They were really petty states begotten from the dismemberment of a great territory; those local governments were formed at the expense of a central power. From the end of the ninth pass we to the end of the tenth century, to the epoch when the Capetians take the place of the Carlovingians. Instead of seven kingdoms to replace the empire of Charlemagne, there were then no more than four.

Thus the claims of the two dynasties of Charlemagne and of Hugh Capet were united in his person; and, although the authority of the Capetians was no longer disputed, contemporaries were glad to see in Louis VIII. this two-fold heirship, which gave him the perfect stamp of a legitimate monarch.

Amidst this vast chaos and upon this double ruin was formed the feudal system, which by transformation after transformation became ultimately France. Hugh Capet, one of its chieftains, made himself its king. The Capetians achieved the French kingship.

The accession of the Capetians was a work independent of all foreign influence, and strictly national, in Church as well as in State. The authority of Adalberon was of great weight in the matter. As archbishop he was full of zeal, and at the same time of wisdom in ecclesiastical administration.

The city of Bourges was one of the most complete examples of successive transformations and denominations attained by a Roman municipality from the sixth to the thirteenth century under the Merovingians, the Carlovingians, and the earliest Capetians. At the time of the invasion it had arenas, an amphitheatre, and all that characterized a Roman city.

The king would have the peasant to till, the monk to pray, and the pilgrim and merchant to travel in peace. He was an itinerant regal justiciary, destroying the nests of brigands, purging the land with fire and sword from tyranny and oppression. Wise in council, of magnificent courage in battle, he was the first of the Capetians to associate the cause of the people with that of the monarchy.

According to Genoude, royalty, religion, and the national assemblies here are "the principles" of the French nation, which go back to the Merovingians. The Carlovingians fell away from them. The Capetians, being in accord with the people, made an effort to maintain them.

He not only regards Agamemnon, Achilleus, and Paris as actual personages, but he ascribes the same reality to characters like Danaos, Kadmos, and Perseus, and talks of the Pelopid and Aiolid dynasties, and the empire of Minos, with as much confidence as if he were dealing with Karlings or Capetians, or with the epoch of the Crusades.

On the other hand, by encouraging and protecting the first Capetians, Robert of Jerusalem and his son Baldwin VII made a very grave political mistake.

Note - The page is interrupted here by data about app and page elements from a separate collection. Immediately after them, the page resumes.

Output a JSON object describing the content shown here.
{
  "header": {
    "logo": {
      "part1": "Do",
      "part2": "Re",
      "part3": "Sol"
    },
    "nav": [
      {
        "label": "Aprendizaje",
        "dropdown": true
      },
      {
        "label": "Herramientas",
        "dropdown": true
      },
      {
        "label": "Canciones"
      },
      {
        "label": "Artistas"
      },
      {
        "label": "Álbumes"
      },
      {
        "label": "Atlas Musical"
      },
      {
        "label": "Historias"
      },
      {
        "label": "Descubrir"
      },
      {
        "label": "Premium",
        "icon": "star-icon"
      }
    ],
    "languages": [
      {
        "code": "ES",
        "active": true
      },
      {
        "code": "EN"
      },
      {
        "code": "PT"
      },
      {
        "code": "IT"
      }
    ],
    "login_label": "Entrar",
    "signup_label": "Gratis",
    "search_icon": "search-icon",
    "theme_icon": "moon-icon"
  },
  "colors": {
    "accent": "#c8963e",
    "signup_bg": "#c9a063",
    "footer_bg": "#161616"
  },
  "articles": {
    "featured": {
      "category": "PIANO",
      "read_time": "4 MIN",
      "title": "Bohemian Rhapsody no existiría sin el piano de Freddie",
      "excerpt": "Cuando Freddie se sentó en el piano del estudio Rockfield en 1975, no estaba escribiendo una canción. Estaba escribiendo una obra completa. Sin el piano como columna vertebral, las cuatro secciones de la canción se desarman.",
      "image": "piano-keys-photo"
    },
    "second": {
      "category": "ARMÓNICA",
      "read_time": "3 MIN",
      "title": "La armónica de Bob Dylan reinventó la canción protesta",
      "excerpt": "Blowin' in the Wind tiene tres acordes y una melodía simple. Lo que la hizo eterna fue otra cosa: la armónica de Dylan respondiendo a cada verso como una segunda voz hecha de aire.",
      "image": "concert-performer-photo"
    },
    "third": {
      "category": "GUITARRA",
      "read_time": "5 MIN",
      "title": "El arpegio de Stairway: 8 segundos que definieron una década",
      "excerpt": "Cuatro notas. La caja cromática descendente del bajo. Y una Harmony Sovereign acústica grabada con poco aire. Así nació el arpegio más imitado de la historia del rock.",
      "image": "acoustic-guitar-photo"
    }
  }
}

Never, perhaps, was king better served by circumstances or more successful in his enterprises; but he is the first of the Capetians who had a scandalous contempt for rights, abused success, and thrust the king-ship, in France, upon the high road of that arrogant and reckless egotism which is sometimes compatible with ability and glory, but which carries with it in the germ, and sooner or later brings out in full bloom, the native vices and fatal consequences of arbitrary and absolute power.